Summary of the Case
The Veteran served on active duty in the United States Army from March 1972 until February 1975 as an indirect fire infantryman. In February of 1974, he was diagnosed with hepatitis A. Two years later, the Veteran was in a motor vehicle accident and medical reports noted elevated levels of enzymes in his liver. The Veteran denied using drugs or receiving blood transfusions, which may have caused the elevated levels. In November of 1997, he was further diagnosed with non-Hodgkin’s lymphoma. While undergoing treatment, he was diagnosed with hepatitis C. The Veteran initially applied for service-connected compensation for hepatitis, non-Hodgkin’s lymphoma, and diabetes in 2009. However, his claims were denied in 2010. The Veteran continued to seek service connection and attended a VA examination in November of 2013. The examiner opined that it was less likely than not that the Veteran’s hepatitis C was incurred or caused by service. In July of 2015, he submitted a statement in which he argued that he contracted hepatitis C from a fellow soldier who was a drug user. He believed the drug user either shaved with his razor or accidentally poked him with a needle. The Veteran also indicated that his non-Hodgkin’s lymphoma and diabetes may have been connected to his hepatitis C.
In May of 2016, the Board remanded the Veteran’s claims in light of his statements. The remand called for an addendum opinion to address the etiology of his hepatitis C, and instructed the examiner to provide a full explanation if unable to provide an opinion without resorting to mere speculation. In august of 2016, the examiner upheld the opinion that the Veteran’s hepatitis C was neither incurred nor caused by his service. The examiner indicated that there was no evidence of the Veteran having hepatitis C before 1998 despite elevated liver levels in 1976, which he noted as non-specific and possibly caused by acute muscle injury or rupture to red blood cells secondary to the motor vehicle accident. As a result, the Board denied service connection.

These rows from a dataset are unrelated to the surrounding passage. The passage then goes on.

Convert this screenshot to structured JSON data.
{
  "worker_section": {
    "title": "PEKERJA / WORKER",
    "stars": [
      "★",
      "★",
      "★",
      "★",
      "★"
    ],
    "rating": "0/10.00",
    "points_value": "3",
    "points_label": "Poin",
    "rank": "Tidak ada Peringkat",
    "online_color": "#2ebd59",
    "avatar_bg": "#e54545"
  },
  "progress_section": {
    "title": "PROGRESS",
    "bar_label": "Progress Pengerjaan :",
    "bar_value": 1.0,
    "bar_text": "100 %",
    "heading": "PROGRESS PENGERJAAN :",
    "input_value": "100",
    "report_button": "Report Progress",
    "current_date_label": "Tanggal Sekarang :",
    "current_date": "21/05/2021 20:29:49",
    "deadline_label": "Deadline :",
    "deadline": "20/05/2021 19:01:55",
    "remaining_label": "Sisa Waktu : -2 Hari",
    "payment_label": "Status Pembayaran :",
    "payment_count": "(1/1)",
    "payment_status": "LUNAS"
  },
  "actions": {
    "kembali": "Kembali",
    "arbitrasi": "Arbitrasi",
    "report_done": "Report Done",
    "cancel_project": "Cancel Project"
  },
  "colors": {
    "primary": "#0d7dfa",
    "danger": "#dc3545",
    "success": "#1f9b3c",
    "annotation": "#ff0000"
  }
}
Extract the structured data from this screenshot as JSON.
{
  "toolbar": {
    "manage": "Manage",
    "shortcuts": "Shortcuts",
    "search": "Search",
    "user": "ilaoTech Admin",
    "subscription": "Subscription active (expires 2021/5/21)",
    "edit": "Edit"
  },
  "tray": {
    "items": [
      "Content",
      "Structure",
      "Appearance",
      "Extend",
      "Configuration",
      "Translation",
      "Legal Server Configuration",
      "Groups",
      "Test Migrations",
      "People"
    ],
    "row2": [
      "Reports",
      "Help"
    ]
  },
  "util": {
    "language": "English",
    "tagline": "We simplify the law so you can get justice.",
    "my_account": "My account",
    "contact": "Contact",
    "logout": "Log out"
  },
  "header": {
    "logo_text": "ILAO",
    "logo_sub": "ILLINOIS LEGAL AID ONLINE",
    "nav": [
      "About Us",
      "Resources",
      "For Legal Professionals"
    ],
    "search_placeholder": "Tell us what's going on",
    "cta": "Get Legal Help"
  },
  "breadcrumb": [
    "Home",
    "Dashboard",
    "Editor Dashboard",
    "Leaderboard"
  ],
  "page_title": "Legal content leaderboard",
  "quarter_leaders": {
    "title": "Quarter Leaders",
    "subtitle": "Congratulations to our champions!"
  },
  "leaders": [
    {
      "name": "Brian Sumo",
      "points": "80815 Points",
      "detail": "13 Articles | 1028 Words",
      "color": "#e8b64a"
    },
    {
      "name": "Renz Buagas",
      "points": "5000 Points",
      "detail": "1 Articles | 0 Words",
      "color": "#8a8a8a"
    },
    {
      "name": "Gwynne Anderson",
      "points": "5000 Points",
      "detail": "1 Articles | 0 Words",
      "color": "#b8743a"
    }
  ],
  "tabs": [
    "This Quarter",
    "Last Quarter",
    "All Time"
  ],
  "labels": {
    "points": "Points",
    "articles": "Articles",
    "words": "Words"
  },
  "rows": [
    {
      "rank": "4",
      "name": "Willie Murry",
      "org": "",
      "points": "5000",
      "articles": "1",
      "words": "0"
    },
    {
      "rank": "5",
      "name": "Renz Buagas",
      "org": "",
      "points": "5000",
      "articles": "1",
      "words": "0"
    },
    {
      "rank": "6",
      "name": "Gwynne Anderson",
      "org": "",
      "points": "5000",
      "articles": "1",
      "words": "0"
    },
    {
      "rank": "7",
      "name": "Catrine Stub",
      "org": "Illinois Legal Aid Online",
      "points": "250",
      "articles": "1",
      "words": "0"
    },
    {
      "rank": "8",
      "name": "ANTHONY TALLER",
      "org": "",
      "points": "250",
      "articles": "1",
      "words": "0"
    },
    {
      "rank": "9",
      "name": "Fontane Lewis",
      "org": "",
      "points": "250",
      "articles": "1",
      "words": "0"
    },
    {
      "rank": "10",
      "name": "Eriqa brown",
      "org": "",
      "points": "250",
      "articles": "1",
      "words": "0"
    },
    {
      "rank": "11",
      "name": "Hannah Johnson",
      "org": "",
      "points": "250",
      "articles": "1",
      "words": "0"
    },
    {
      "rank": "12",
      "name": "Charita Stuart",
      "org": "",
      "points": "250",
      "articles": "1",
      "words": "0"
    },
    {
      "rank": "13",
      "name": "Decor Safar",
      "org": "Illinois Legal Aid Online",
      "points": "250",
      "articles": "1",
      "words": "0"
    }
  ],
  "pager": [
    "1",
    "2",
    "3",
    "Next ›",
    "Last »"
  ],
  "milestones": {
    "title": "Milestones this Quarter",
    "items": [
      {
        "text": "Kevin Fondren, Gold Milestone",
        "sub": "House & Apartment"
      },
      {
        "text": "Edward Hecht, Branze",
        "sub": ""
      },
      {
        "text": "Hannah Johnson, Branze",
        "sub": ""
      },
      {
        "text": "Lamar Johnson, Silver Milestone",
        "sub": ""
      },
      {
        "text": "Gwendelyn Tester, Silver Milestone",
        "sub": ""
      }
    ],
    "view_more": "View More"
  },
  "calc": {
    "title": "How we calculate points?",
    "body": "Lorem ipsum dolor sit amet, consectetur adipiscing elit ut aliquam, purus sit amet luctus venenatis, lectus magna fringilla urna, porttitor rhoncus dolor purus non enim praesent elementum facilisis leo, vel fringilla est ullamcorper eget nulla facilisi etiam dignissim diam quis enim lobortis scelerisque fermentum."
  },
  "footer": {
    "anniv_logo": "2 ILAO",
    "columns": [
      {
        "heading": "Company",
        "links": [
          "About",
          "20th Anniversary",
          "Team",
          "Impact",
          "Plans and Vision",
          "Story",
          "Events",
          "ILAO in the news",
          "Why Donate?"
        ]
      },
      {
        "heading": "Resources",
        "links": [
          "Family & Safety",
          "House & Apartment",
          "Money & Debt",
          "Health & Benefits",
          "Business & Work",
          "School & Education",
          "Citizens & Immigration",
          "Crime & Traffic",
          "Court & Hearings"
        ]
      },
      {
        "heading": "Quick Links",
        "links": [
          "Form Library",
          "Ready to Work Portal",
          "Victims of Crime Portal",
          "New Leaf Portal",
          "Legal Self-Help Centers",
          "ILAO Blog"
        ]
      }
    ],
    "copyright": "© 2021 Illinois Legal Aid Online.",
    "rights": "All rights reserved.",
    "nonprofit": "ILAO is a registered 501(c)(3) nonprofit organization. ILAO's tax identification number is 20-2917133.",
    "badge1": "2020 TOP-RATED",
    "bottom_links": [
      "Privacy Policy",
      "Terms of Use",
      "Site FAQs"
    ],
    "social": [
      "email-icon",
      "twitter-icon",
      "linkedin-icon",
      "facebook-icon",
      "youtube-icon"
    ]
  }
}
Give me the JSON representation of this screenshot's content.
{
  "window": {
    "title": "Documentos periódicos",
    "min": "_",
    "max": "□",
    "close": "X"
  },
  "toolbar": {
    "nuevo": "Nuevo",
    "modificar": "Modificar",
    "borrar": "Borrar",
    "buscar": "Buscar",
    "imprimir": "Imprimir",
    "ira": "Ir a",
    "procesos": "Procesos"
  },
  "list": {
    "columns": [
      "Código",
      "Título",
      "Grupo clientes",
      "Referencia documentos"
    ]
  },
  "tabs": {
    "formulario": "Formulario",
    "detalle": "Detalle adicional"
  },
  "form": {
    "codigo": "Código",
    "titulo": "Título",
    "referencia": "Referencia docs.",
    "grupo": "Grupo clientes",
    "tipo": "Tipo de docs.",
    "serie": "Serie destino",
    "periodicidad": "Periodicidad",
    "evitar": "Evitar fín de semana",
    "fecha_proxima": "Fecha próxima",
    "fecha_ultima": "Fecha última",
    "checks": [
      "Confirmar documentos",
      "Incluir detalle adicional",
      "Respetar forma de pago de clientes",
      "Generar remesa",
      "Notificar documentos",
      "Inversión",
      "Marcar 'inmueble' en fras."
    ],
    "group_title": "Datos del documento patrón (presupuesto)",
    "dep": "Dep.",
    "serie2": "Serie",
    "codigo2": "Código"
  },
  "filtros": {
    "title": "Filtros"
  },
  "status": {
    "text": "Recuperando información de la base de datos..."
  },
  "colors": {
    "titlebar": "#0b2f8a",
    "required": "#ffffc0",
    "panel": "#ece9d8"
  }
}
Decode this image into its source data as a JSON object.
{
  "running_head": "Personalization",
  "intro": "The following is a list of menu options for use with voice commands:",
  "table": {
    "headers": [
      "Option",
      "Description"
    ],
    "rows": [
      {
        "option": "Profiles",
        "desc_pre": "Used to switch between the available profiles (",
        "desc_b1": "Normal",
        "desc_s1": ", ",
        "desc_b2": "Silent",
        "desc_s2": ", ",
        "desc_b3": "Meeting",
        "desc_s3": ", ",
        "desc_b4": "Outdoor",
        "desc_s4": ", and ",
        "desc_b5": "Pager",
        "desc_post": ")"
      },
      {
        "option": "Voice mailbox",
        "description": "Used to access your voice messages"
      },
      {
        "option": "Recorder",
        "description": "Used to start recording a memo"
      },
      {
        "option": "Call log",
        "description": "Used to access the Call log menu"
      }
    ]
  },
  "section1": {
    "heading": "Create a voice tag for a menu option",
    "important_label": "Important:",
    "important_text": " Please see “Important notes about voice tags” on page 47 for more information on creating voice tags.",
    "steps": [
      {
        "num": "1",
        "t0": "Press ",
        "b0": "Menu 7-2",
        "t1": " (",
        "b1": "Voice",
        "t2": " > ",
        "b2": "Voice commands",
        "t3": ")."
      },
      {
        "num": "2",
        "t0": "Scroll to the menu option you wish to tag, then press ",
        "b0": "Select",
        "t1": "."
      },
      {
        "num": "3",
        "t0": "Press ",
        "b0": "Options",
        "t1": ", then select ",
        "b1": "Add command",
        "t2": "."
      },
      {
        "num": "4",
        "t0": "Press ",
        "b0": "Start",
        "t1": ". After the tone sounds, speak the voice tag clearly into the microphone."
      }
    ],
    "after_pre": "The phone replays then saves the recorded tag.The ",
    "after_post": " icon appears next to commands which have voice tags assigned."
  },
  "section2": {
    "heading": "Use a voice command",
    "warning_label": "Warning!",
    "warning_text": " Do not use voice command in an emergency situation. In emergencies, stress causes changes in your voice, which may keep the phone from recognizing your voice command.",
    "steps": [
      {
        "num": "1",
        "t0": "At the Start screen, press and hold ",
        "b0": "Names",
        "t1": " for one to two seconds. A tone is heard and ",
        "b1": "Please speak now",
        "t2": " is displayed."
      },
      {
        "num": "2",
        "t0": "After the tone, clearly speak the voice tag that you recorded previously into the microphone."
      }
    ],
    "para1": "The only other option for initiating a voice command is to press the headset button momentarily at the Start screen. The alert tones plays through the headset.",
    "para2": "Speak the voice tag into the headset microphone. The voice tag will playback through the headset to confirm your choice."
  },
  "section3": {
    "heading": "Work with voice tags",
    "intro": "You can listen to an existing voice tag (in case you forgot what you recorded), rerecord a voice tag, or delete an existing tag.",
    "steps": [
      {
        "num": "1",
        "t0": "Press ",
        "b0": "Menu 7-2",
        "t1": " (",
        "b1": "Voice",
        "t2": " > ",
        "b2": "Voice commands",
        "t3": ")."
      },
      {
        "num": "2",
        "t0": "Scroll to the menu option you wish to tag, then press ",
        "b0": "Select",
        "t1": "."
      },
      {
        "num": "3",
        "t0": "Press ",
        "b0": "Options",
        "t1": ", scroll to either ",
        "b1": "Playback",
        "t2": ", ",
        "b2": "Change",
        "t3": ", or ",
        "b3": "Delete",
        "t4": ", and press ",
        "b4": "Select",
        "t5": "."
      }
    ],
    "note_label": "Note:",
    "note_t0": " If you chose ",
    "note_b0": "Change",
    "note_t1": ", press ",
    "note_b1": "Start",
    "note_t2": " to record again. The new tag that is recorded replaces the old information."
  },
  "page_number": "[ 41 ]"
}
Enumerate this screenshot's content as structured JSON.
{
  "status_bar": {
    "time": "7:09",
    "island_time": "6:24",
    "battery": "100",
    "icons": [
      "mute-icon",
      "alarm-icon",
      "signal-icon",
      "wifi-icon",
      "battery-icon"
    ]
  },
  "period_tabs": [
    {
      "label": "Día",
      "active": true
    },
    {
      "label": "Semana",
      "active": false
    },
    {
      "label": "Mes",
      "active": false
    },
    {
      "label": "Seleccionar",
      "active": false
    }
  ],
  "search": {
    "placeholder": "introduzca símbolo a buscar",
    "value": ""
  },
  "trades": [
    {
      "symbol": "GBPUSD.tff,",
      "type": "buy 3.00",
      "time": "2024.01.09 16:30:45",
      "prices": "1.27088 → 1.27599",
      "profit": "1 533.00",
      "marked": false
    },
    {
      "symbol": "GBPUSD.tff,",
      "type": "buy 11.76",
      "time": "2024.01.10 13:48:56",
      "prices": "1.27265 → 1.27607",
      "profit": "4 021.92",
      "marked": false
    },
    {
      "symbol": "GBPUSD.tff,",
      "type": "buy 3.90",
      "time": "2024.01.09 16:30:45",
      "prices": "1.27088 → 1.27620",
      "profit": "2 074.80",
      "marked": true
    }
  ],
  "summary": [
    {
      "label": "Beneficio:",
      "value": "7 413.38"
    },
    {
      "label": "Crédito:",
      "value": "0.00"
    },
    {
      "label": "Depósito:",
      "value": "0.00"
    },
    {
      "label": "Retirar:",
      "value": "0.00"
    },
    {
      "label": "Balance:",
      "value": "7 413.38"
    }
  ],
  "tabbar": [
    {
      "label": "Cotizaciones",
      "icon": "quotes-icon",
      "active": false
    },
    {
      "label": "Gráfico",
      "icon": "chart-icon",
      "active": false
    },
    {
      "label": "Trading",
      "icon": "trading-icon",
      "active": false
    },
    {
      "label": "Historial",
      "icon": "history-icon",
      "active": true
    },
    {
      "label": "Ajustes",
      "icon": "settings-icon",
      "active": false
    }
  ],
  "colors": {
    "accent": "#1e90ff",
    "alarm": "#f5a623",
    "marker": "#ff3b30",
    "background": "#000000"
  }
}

Board denies service connection for hepatitis C, non-Hodgkin’s lymphoma, and diabetes
In August of 2017, the Board issued a decision denying service connection for hepatitis C, non-Hodgkin’s lymphoma, and diabetes mellitus, type II. In its decision, the Board reasoned that there was no diagnosis of hepatitis C in service or for many years afterwards, and that there was no treatment for symptoms associated with hepatitis C in service. Furthermore, the Board concluded that the competent medical evidence, including the November 2013 and August 2016 VA examination reports, is against a finding that the in-service diagnosis of hepatitis A is related to the later diagnosis of hepatitis C. In regards to the Veteran’s statements, the Board found that he was not credible with respect to blood exposure in service. The Board also found that service connection for non-Hodgkin’s lymphoma and diabetes were not warranted because the Veteran claimed these conditions as secondary to hepatitis C, which was not granted service connection.
CCK appeals to the Court
CCK successfully appealed to the Court of Appeals for Veterans Claims the Board decision that denied the Veteran service connection for hepatitis C, non-Hodgkin’s lymphoma, and diabetes. In regards to service connection for hepatitis C, CCK attacked the Board’s finding that the Veteran was not credible and argued his statements were not contradictory. CCK also asserted the VA examinations were inadequate because they either had insufficient rationale or were internally inconsistent. Additionally, the 2016 VA examiner said he could not attribute the Veteran’s elevated liver levels to hepatitis C without resorting to mere speculation, but did not provide an explanation as to why, despite the Board’s instructions to do so. CCK further argued against the lack of diagnosis in service because hepatitis C had not yet been discovered when the Veteran was serving, so it would have been impossible for him to be diagnosed. In support of service connection for non-Hodgkin’s lymphoma and diabetes, CCK contended that such claims were inextricably intertwined with the Veteran’s hepatitis C claim, and the Board also erred by failing to consider them on a direct service connection basis as well.
Court agrees with CCK’s arguments
CCK argued, and the Court agreed, that the Board erred in relying on the 2016 VA examination report and not returning it for further clarification. Specifically, the examination never discussed the March 1974 service treatment record that noted the Veteran’s elevated liver levels. Accordingly, remand is warranted for the Board to return the examination for clarification on whether the elevated liver test results permit the examiner to make an opinion on whether the Veteran’s hepatitis C was caused by or incurred in service. The Court also found that the issues of service connection for non-Hodgkin’s lymphoma and diabetes must be remanded as well, insofar as they are inextricably tied to the Veteran’s service connection claim for hepatitis C. On remand, the Board must also consider direct service connection for these issues.